## Material shown
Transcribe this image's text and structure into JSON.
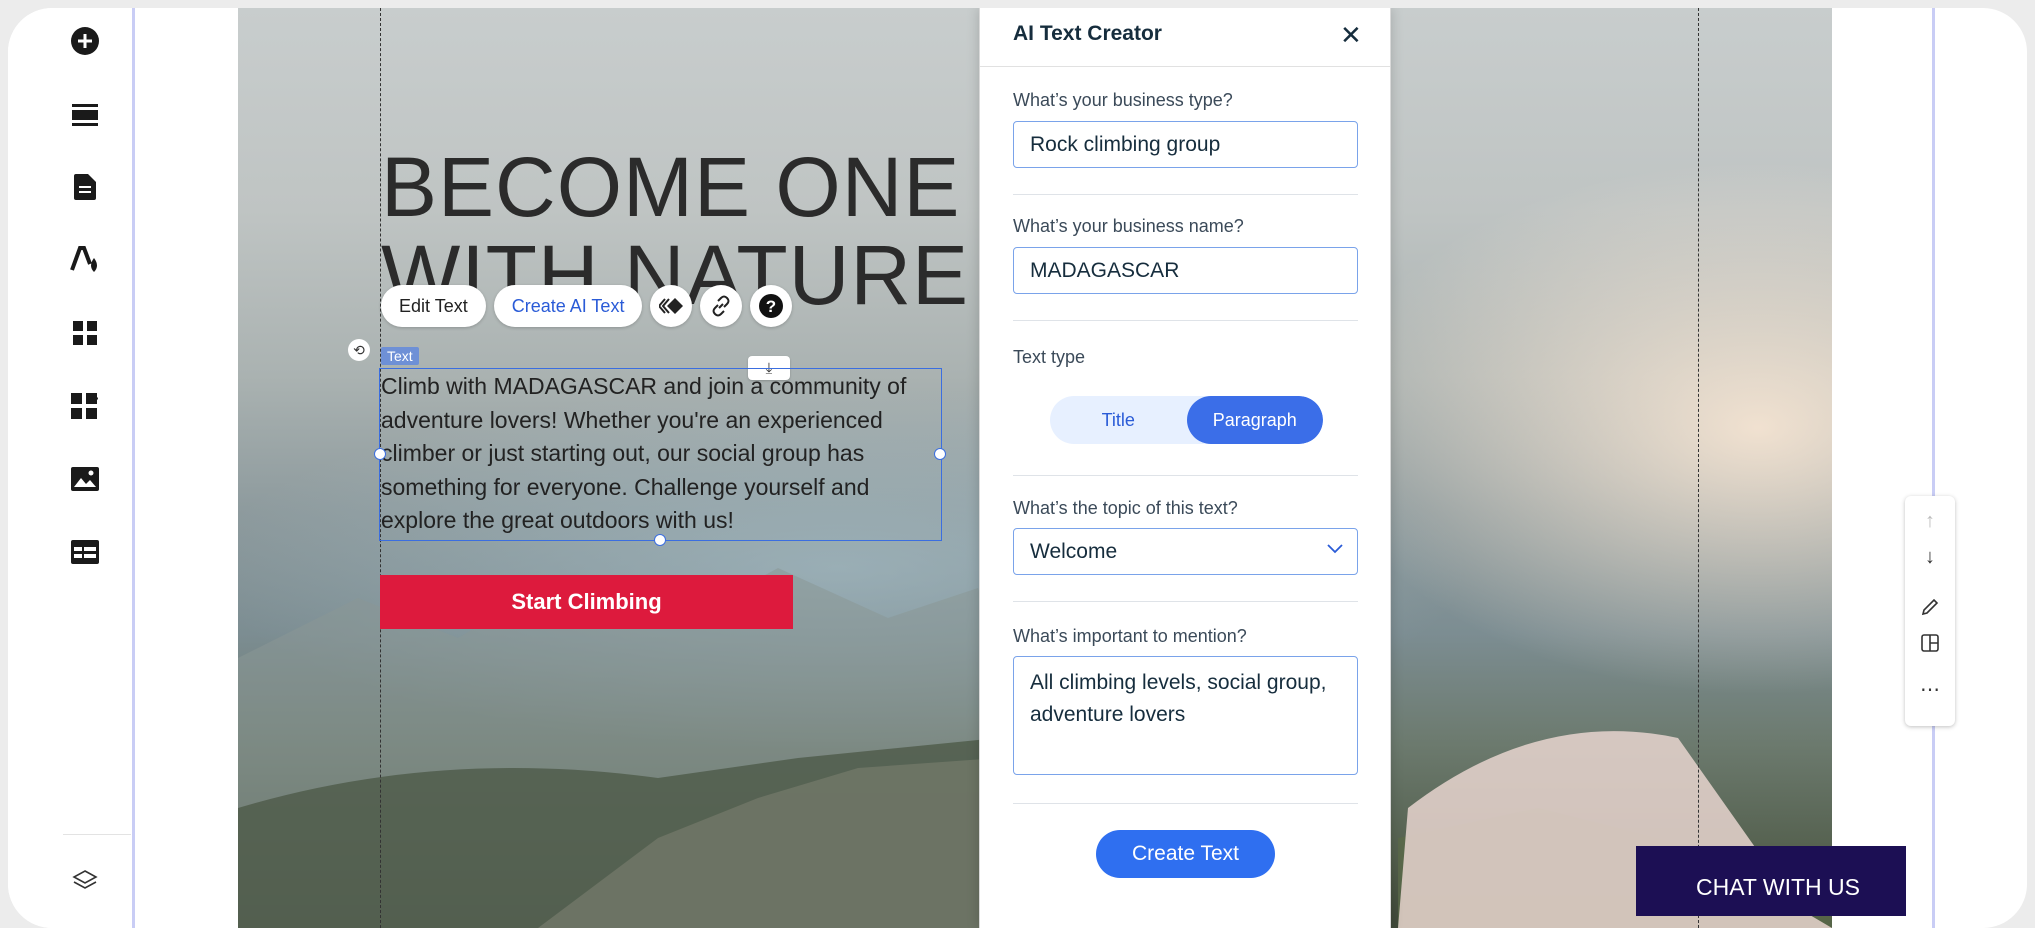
{
  "sidebar": {
    "icons": [
      "add-icon",
      "sections-icon",
      "pages-icon",
      "theme-icon",
      "apps-icon",
      "business-apps-icon",
      "media-icon",
      "cms-icon"
    ],
    "bottom_icon": "layers-icon"
  },
  "hero": {
    "headline_line1": "BECOME ONE",
    "headline_line2": "WITH NATURE",
    "paragraph": "Climb with MADAGASCAR and join a community of adventure lovers! Whether you're an experienced climber or just starting out, our social group has something for everyone. Challenge yourself and explore the great outdoors with us!",
    "cta_label": "Start Climbing"
  },
  "toolbar": {
    "edit_text": "Edit Text",
    "create_ai_text": "Create AI Text",
    "text_tag": "Text"
  },
  "panel": {
    "title": "AI Text Creator",
    "business_type_label": "What’s your business type?",
    "business_type_value": "Rock climbing group",
    "business_name_label": "What’s your business name?",
    "business_name_value": "MADAGASCAR",
    "text_type_label": "Text type",
    "text_type_options": [
      "Title",
      "Paragraph"
    ],
    "text_type_selected": "Paragraph",
    "topic_label": "What’s the topic of this text?",
    "topic_value": "Welcome",
    "mention_label": "What’s important to mention?",
    "mention_value": "All climbing levels, social group, adventure lovers",
    "create_button": "Create Text"
  },
  "chat": {
    "label": "CHAT WITH US"
  },
  "colors": {
    "accent": "#2f6ff0",
    "cta": "#dd1a3d",
    "chat_bg": "#1c0f54"
  }
}
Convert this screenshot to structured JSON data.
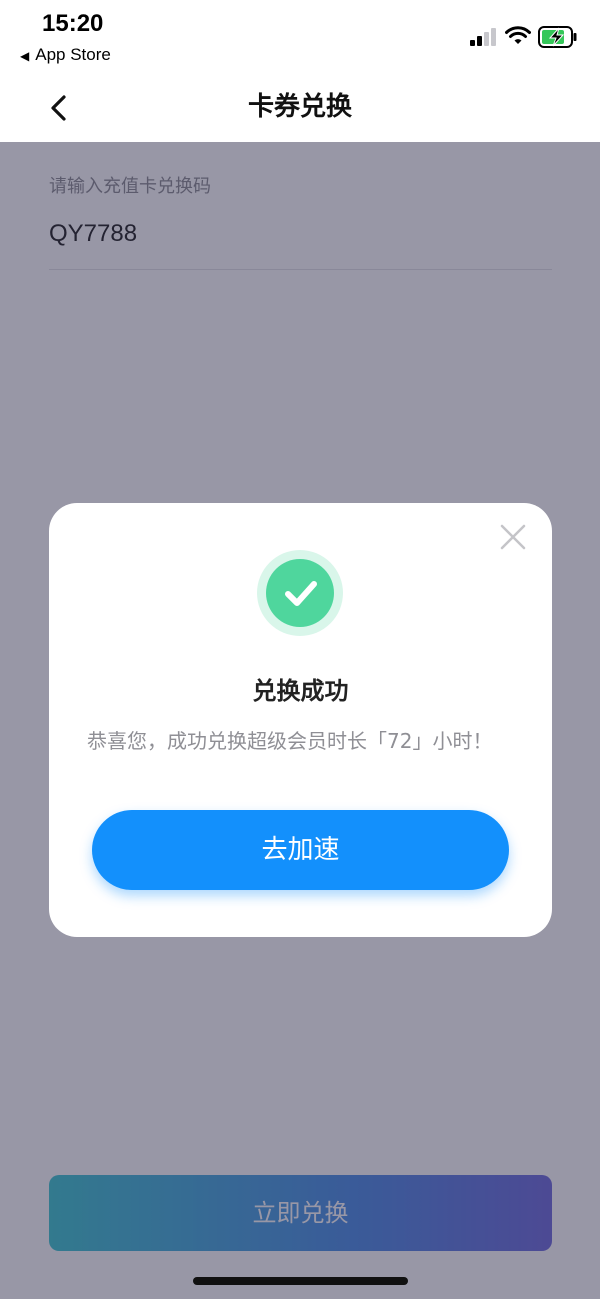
{
  "status_bar": {
    "time": "15:20",
    "back_app": "App Store"
  },
  "nav": {
    "title": "卡券兑换",
    "back_icon": "chevron-left-icon"
  },
  "form": {
    "label": "请输入充值卡兑换码",
    "code_value": "QY7788"
  },
  "actions": {
    "redeem_label": "立即兑换"
  },
  "modal": {
    "title": "兑换成功",
    "message": "恭喜您，成功兑换超级会员时长「72」小时！",
    "button_label": "去加速",
    "close_icon": "close-icon",
    "success_icon": "check-circle-icon"
  },
  "colors": {
    "accent": "#1390fc",
    "success": "#4fd69d"
  }
}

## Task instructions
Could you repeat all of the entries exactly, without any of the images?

## Exercise solution
Transcribe this image's text and structure into JSON.
{
  "sidebar": {
    "icons": [
      "add-icon",
      "sections-icon",
      "pages-icon",
      "theme-icon",
      "apps-icon",
      "business-apps-icon",
      "media-icon",
      "cms-icon"
    ],
    "bottom_icon": "layers-icon"
  },
  "hero": {
    "headline_line1": "BECOME ONE",
    "headline_line2": "WITH NATURE",
    "paragraph": "Climb with MADAGASCAR and join a community of adventure lovers! Whether you're an experienced climber or just starting out, our social group has something for everyone. Challenge yourself and explore the great outdoors with us!",
    "cta_label": "Start Climbing"
  },
  "toolbar": {
    "edit_text": "Edit Text",
    "create_ai_text": "Create AI Text",
    "text_tag": "Text"
  },
  "panel": {
    "title": "AI Text Creator",
    "business_type_label": "What’s your business type?",
    "business_type_value": "Rock climbing group",
    "business_name_label": "What’s your business name?",
    "business_name_value": "MADAGASCAR",
    "text_type_label": "Text type",
    "text_type_options": [
      "Title",
      "Paragraph"
    ],
    "text_type_selected": "Paragraph",
    "topic_label": "What’s the topic of this text?",
    "topic_value": "Welcome",
    "mention_label": "What’s important to mention?",
    "mention_value": "All climbing levels, social group, adventure lovers",
    "create_button": "Create Text"
  },
  "chat": {
    "label": "CHAT WITH US"
  },
  "colors": {
    "accent": "#2f6ff0",
    "cta": "#dd1a3d",
    "chat_bg": "#1c0f54"
  }
}
Convert this screenshot to structured JSON data.
{
  "status_bar": {
    "time": "15:20",
    "back_app": "App Store"
  },
  "nav": {
    "title": "卡券兑换",
    "back_icon": "chevron-left-icon"
  },
  "form": {
    "label": "请输入充值卡兑换码",
    "code_value": "QY7788"
  },
  "actions": {
    "redeem_label": "立即兑换"
  },
  "modal": {
    "title": "兑换成功",
    "message": "恭喜您，成功兑换超级会员时长「72」小时！",
    "button_label": "去加速",
    "close_icon": "close-icon",
    "success_icon": "check-circle-icon"
  },
  "colors": {
    "accent": "#1390fc",
    "success": "#4fd69d"
  }
}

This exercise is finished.